(RAW DATA begins)

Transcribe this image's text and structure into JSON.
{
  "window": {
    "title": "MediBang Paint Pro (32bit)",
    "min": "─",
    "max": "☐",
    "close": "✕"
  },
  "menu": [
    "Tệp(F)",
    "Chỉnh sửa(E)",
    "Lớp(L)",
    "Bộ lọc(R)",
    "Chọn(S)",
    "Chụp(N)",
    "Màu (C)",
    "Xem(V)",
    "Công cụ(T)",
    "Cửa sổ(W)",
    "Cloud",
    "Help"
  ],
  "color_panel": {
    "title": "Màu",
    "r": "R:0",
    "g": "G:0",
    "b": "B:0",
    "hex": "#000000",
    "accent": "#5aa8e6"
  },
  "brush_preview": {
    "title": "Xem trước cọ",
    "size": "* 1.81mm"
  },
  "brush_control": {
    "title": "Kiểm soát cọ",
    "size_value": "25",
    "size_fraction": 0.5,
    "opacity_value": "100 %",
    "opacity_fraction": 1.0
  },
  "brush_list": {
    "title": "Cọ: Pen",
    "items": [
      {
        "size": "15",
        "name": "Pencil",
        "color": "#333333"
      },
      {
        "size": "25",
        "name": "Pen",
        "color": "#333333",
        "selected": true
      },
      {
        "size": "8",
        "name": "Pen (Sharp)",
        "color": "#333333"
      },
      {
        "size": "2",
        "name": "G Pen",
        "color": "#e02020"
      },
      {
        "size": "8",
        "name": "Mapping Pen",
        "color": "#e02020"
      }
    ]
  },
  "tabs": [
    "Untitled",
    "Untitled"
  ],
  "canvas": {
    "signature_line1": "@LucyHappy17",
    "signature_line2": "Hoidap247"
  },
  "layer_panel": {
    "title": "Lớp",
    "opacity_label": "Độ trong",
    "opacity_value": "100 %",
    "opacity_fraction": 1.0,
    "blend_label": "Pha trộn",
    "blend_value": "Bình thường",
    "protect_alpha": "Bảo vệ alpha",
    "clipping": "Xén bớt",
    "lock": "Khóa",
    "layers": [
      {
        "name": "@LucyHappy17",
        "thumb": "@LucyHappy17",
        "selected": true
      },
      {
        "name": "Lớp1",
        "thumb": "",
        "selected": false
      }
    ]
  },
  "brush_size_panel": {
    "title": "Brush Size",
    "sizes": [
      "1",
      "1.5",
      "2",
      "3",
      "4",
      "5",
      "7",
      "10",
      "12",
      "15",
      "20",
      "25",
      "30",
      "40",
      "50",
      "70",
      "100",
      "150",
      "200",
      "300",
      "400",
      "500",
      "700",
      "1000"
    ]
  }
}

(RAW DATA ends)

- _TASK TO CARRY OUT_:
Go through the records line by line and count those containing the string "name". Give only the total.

- _RESULT_:
7